[App and web page records]
:::::

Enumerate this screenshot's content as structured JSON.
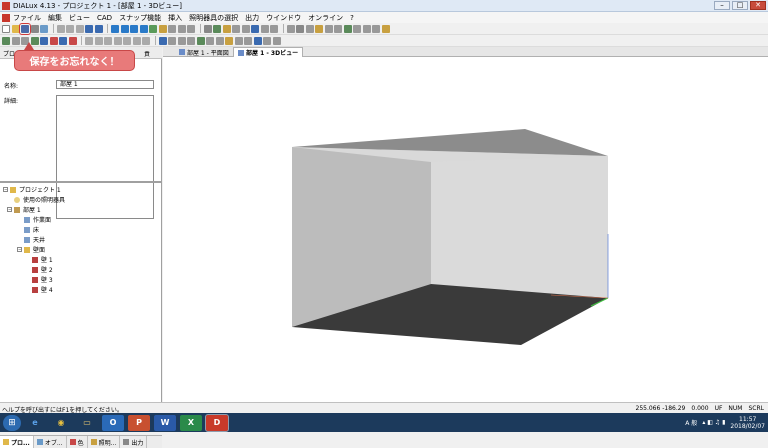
{
  "window": {
    "title": "DIALux 4.13 - プロジェクト 1 - [部屋 1 - 3Dビュー]",
    "controls": [
      "–",
      "□",
      "✕"
    ]
  },
  "menu": [
    "ファイル",
    "編集",
    "ビュー",
    "CAD",
    "スナップ機能",
    "挿入",
    "照明器具の選択",
    "出力",
    "ウインドウ",
    "オンライン",
    "?"
  ],
  "callout": {
    "text": "保存をお忘れなく！"
  },
  "left_panel": {
    "tab_left": "プロ",
    "tab_right": "貢",
    "name_label": "名称:",
    "name_value": "部屋 1",
    "detail_label": "詳細:"
  },
  "tree": {
    "project": "プロジェクト 1",
    "luminaires_used": "使用の照明器具",
    "room": "部屋 1",
    "workplane": "作業面",
    "floor": "床",
    "ceiling": "天井",
    "walls_folder": "壁面",
    "walls": [
      "壁 1",
      "壁 2",
      "壁 3",
      "壁 4"
    ]
  },
  "bottom_tabs": [
    "プロ...",
    "オブ...",
    "色",
    "照明...",
    "出力"
  ],
  "doc_tabs": [
    "部屋 1 - 平面図",
    "部屋 1 - 3Dビュー"
  ],
  "status": {
    "help": "ヘルプを呼び出すにはF1を押してください。",
    "coords": "255.066 -186.29",
    "zero": "0.000",
    "unit": "UF",
    "num": "NUM",
    "scrl": "SCRL"
  },
  "taskbar": {
    "ime": "A 般",
    "time": "11:57",
    "date": "2018/02/07",
    "apps": [
      "e",
      "◉",
      "▭",
      "O",
      "P",
      "W",
      "X",
      "D"
    ]
  },
  "colors": {
    "accent_red": "#cf3a3a",
    "callout_bg": "#e87a7a",
    "floor": "#3a3a3a",
    "ceiling": "#8c8c8c",
    "left_wall": "#bcbcbc",
    "back_wall": "#d9d9d9"
  }
}
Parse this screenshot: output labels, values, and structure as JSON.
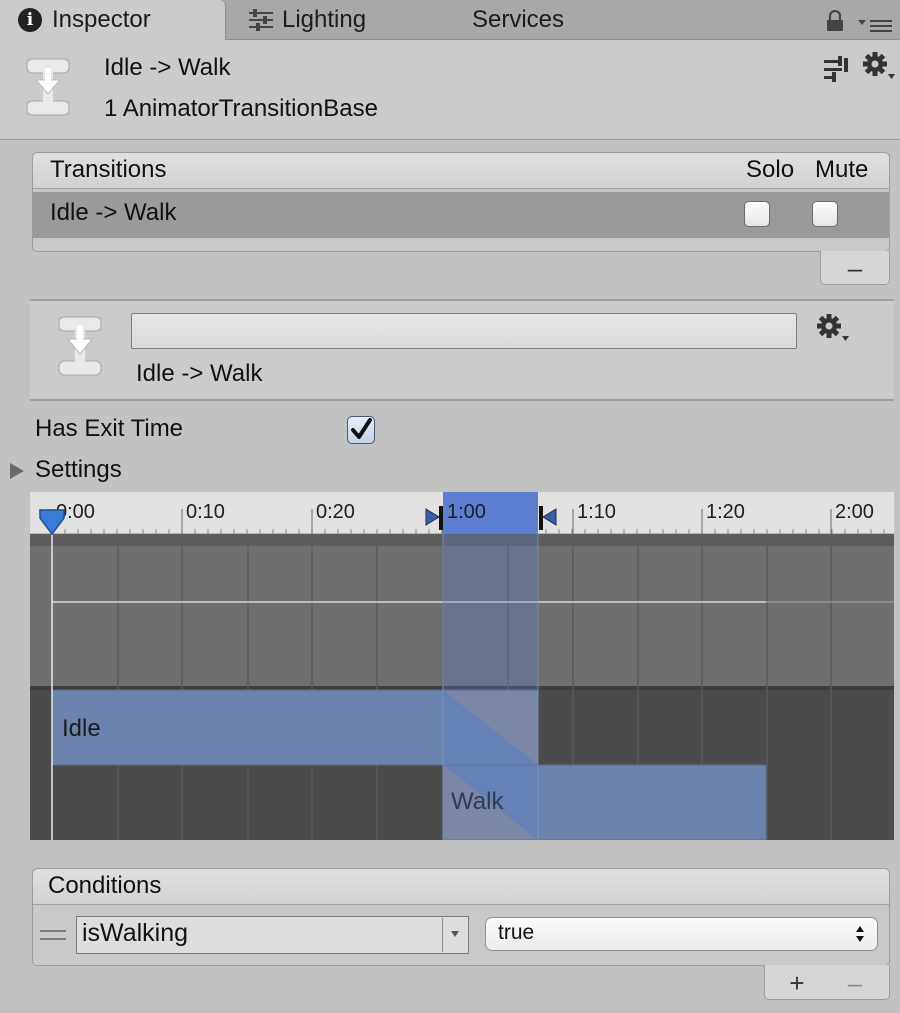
{
  "tabs": [
    {
      "label": "Inspector",
      "icon": "info-icon"
    },
    {
      "label": "Lighting",
      "icon": "sliders-icon"
    },
    {
      "label": "Services"
    }
  ],
  "header": {
    "title": "Idle -> Walk",
    "subtitle": "1 AnimatorTransitionBase",
    "icon": "transition-icon"
  },
  "transitions": {
    "title": "Transitions",
    "solo_label": "Solo",
    "mute_label": "Mute",
    "rows": [
      {
        "label": "Idle -> Walk",
        "solo": false,
        "mute": false
      }
    ],
    "remove_label": "–"
  },
  "transition_object": {
    "name_value": "",
    "label": "Idle -> Walk"
  },
  "has_exit_time": {
    "label": "Has Exit Time",
    "checked": true
  },
  "settings": {
    "label": "Settings",
    "expanded": false
  },
  "timeline": {
    "ticks": [
      "0:00",
      "0:10",
      "0:20",
      "1:00",
      "1:10",
      "1:20",
      "2:00"
    ],
    "clips": [
      {
        "name": "Idle",
        "color": "#6b83ad"
      },
      {
        "name": "Walk",
        "color": "#6b83ad"
      }
    ],
    "transition_highlight_color": "#5c7fd1"
  },
  "conditions": {
    "title": "Conditions",
    "items": [
      {
        "parameter": "isWalking",
        "value": "true"
      }
    ],
    "add_label": "+",
    "remove_label": "–"
  }
}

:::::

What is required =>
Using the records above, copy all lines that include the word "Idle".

Task solution =>
    "title": "Idle -> Walk",
        "label": "Idle -> Walk",
    "label": "Idle -> Walk"
        "name": "Idle",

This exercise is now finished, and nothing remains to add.